Shakespeare's Faeries are Celtic Faeries, in "Romeo and Juliet" he muses of "Queen Mab, the bringer of dreams" - Celtic goddess and the original Fairy Queen.
He influenced generations of writers to look from the overused Greek and Roman themes to their own Celtic Heritage.
The illustrations of Grimm's Fairy tales and Keightley's Fairy Mythology set the world's imagination on fire with Cruikshank's ants-eye views of frenzied fairy revelry.
So she beheld those maydens meriment With chearefull vew; who when to her they came, Themselues to ground with gratious humblesse bent, And her ador'd by honorable name, Lifting to heauen her euerlasting fame: Did seeme such, as she was, a goodly maiden Queene.
~ "Ye Faerie Queene" by Edmund Spenser Echoes of pre-historic myth bring forth visions of heroes of romance and fairy kings, monarchs of great splendor, riches and generosity who enjoyed the admiration of all.
We are also told that all fairy haunted places, wherever they may be- belong to them.
William Blake made a series of watercolors in the early 1790's.
By the mid 1800's a tradition developed among British and Scottish Painters that continues today all over the world in every known form of art media...

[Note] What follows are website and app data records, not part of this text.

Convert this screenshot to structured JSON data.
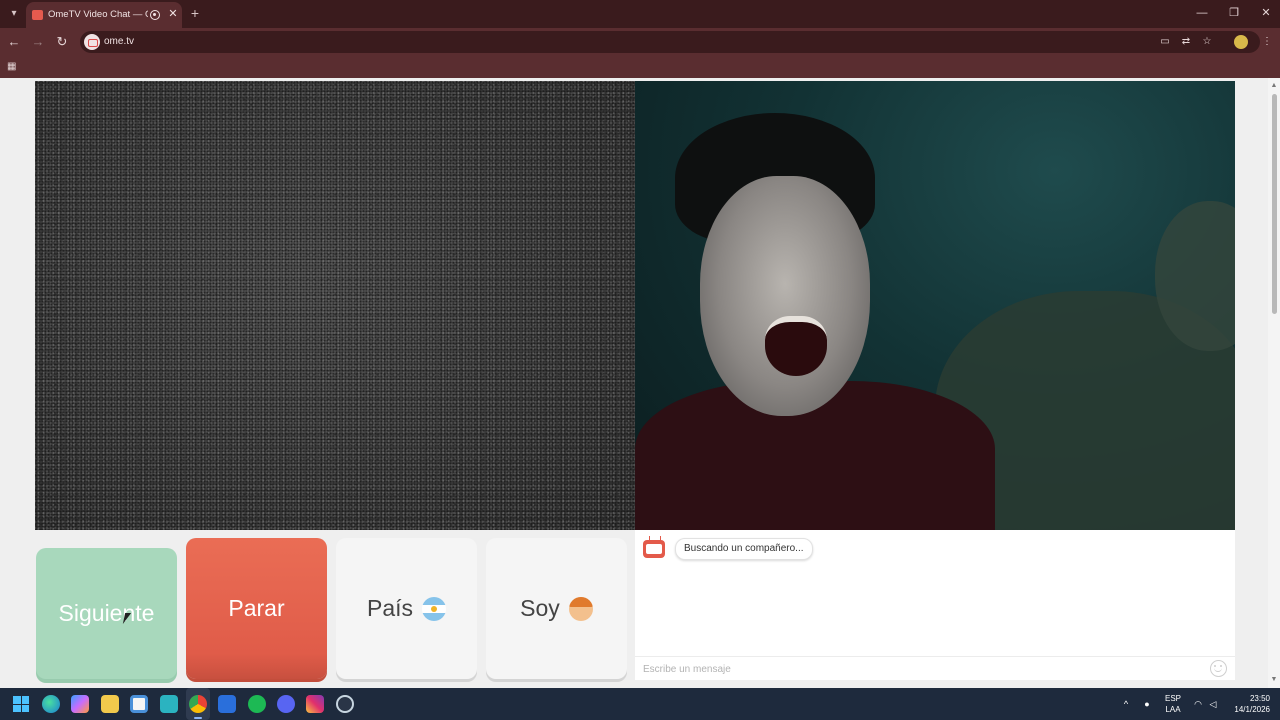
{
  "browser": {
    "tab_title": "OmeTV Video Chat — Ome",
    "url": "ome.tv",
    "window_controls": {
      "minimize": "—",
      "restore": "❐",
      "close": "✕"
    },
    "tab_close": "✕",
    "new_tab": "+"
  },
  "page": {
    "buttons": {
      "next": "Siguiente",
      "stop": "Parar",
      "country": "País",
      "gender": "Soy"
    },
    "chat": {
      "status_message": "Buscando un compañero...",
      "input_placeholder": "Escribe un mensaje"
    }
  },
  "taskbar": {
    "language_line1": "ESP",
    "language_line2": "LAA",
    "time": "23:50",
    "date": "14/1/2026",
    "apps": [
      "start",
      "edge",
      "copilot",
      "file-explorer",
      "store",
      "shield-app",
      "chrome",
      "mail",
      "spotify",
      "discord",
      "instagram",
      "steam"
    ]
  },
  "colors": {
    "next_button": "#a8d8bc",
    "stop_button": "#e8654f",
    "browser_frame": "#5a2d30",
    "taskbar": "#1e2a3d"
  }
}
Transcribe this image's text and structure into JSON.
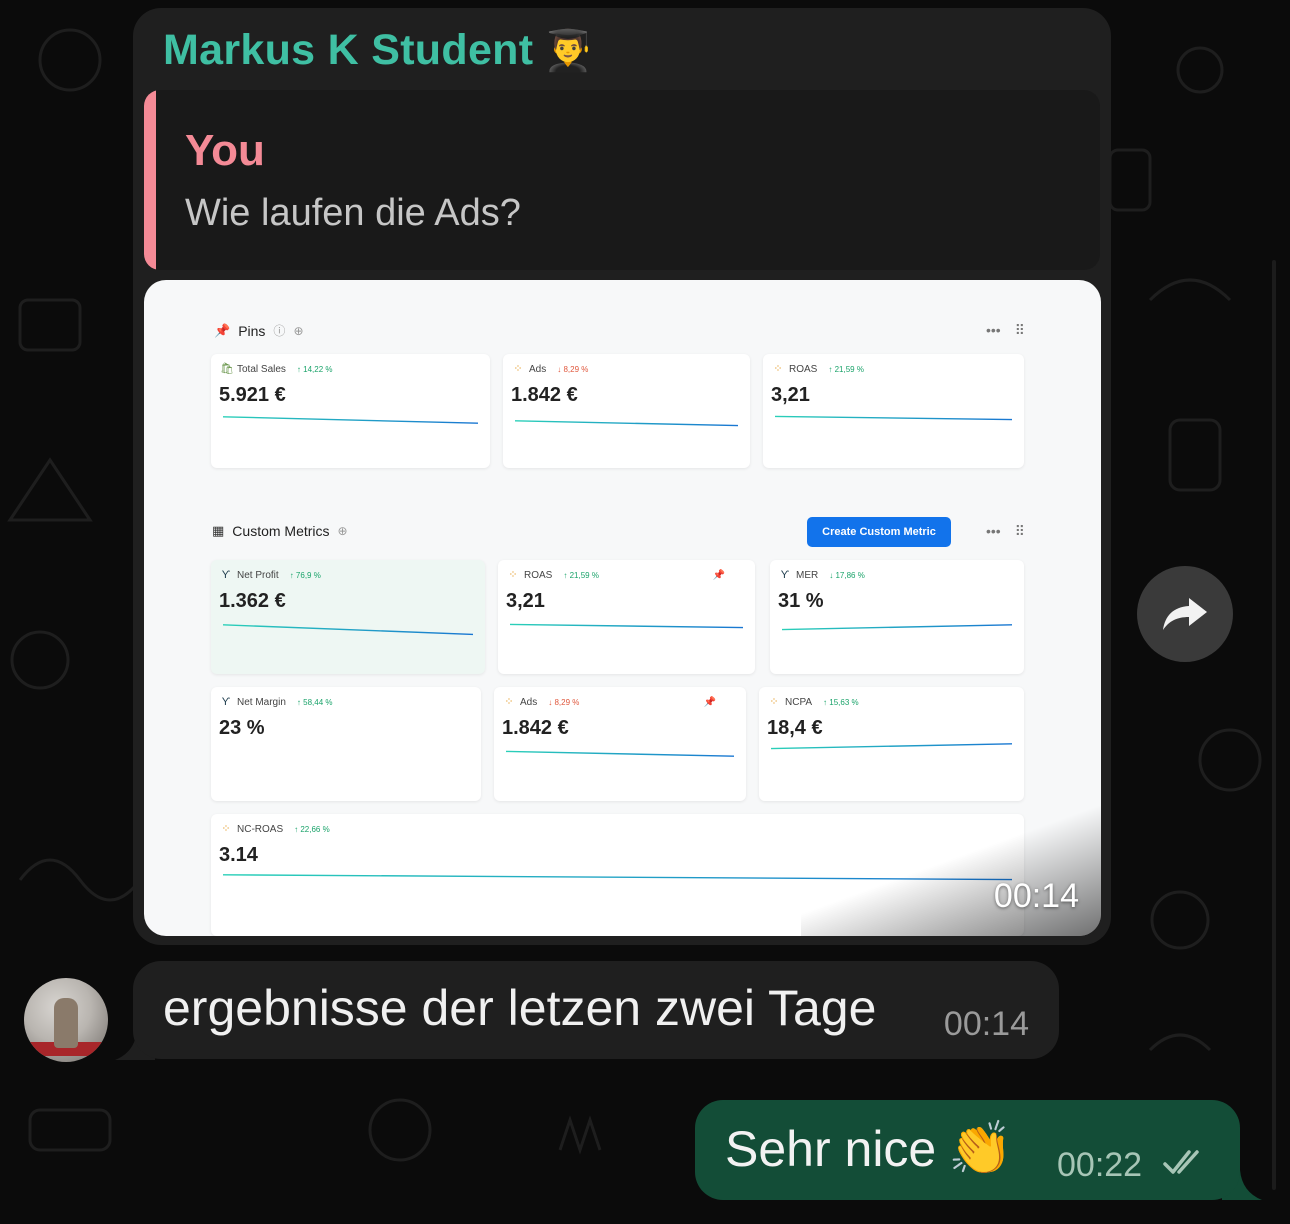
{
  "incoming_message": {
    "sender_name": "Markus K Student",
    "sender_emoji": "👨‍🎓",
    "reply_quote": {
      "author": "You",
      "text": "Wie laufen die Ads?"
    },
    "media_time": "00:14",
    "dashboard": {
      "pins_section": {
        "title": "Pins",
        "items": [
          {
            "label": "Total Sales",
            "delta": "14,22 %",
            "direction": "up",
            "value": "5.921 €"
          },
          {
            "label": "Ads",
            "delta": "8,29 %",
            "direction": "down",
            "value": "1.842 €"
          },
          {
            "label": "ROAS",
            "delta": "21,59 %",
            "direction": "up",
            "value": "3,21"
          }
        ]
      },
      "custom_section": {
        "title": "Custom Metrics",
        "create_button": "Create Custom Metric",
        "items": [
          {
            "label": "Net Profit",
            "delta": "76,9 %",
            "direction": "up",
            "value": "1.362 €"
          },
          {
            "label": "ROAS",
            "delta": "21,59 %",
            "direction": "up",
            "value": "3,21"
          },
          {
            "label": "MER",
            "delta": "17,86 %",
            "direction": "down",
            "value": "31 %"
          },
          {
            "label": "Net Margin",
            "delta": "58,44 %",
            "direction": "up",
            "value": "23 %"
          },
          {
            "label": "Ads",
            "delta": "8,29 %",
            "direction": "down",
            "value": "1.842 €"
          },
          {
            "label": "NCPA",
            "delta": "15,63 %",
            "direction": "up",
            "value": "18,4 €"
          },
          {
            "label": "NC-ROAS",
            "delta": "22,66 %",
            "direction": "up",
            "value": "3.14"
          }
        ]
      }
    }
  },
  "incoming_message_2": {
    "text": "ergebnisse der letzen zwei Tage",
    "time": "00:14"
  },
  "outgoing_message": {
    "text": "Sehr nice",
    "emoji": "👏",
    "time": "00:22",
    "status": "read"
  },
  "colors": {
    "sender": "#3fbfa3",
    "quote": "#f48a96",
    "outgoing_bg": "#134d37",
    "incoming_bg": "#1f1f1f",
    "accent_button": "#1273eb"
  },
  "icons": {
    "forward": "forward-arrow-icon",
    "read_receipt": "double-check-icon"
  }
}
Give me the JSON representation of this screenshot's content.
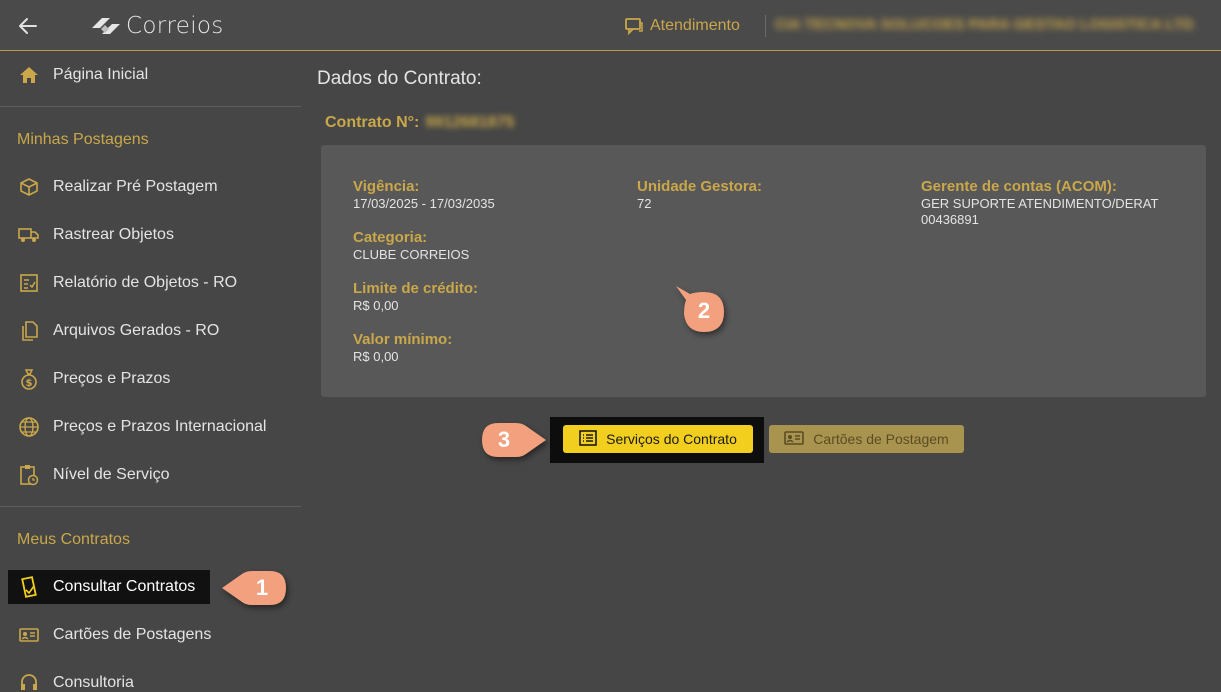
{
  "header": {
    "logo_text": "Correios",
    "atendimento_label": "Atendimento",
    "company_name": "CIA TECNOVA SOLUCOES PARA GESTAO LOGISTICA LTDA"
  },
  "sidebar": {
    "home_label": "Página Inicial",
    "section_postagens": "Minhas Postagens",
    "items_postagens": [
      {
        "label": "Realizar Pré Postagem",
        "icon": "box-icon"
      },
      {
        "label": "Rastrear Objetos",
        "icon": "truck-icon"
      },
      {
        "label": "Relatório de Objetos - RO",
        "icon": "checklist-icon"
      },
      {
        "label": "Arquivos Gerados - RO",
        "icon": "files-icon"
      },
      {
        "label": "Preços e Prazos",
        "icon": "money-bag-icon"
      },
      {
        "label": "Preços e Prazos Internacional",
        "icon": "globe-icon"
      },
      {
        "label": "Nível de Serviço",
        "icon": "clipboard-clock-icon"
      }
    ],
    "section_contratos": "Meus Contratos",
    "items_contratos": [
      {
        "label": "Consultar Contratos",
        "icon": "contract-icon"
      },
      {
        "label": "Cartões de Postagens",
        "icon": "id-card-icon"
      },
      {
        "label": "Consultoria",
        "icon": "headset-icon"
      }
    ]
  },
  "main": {
    "title": "Dados do Contrato:",
    "contract_label": "Contrato N°:",
    "contract_number": "9912681875",
    "fields": {
      "vigencia_label": "Vigência:",
      "vigencia_value": "17/03/2025 - 17/03/2035",
      "categoria_label": "Categoria:",
      "categoria_value": "CLUBE CORREIOS",
      "limite_label": "Limite de crédito:",
      "limite_value": "R$ 0,00",
      "valor_min_label": "Valor mínimo:",
      "valor_min_value": "R$ 0,00",
      "unidade_label": "Unidade Gestora:",
      "unidade_value": "72",
      "gerente_label": "Gerente de contas (ACOM):",
      "gerente_value_1": "GER SUPORTE ATENDIMENTO/DERAT",
      "gerente_value_2": "00436891"
    },
    "buttons": {
      "servicos": "Serviços do Contrato",
      "cartoes": "Cartões de Postagem"
    }
  },
  "callouts": [
    "1",
    "2",
    "3"
  ],
  "colors": {
    "accent": "#c9a74a",
    "primary_button": "#f2cf1e",
    "callout": "#f2a07e",
    "background": "#464646"
  }
}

A 'Colored Pencil Painting' if you will, Because this kind of picture is really not at all what people think of when they hear the word 'drawing'.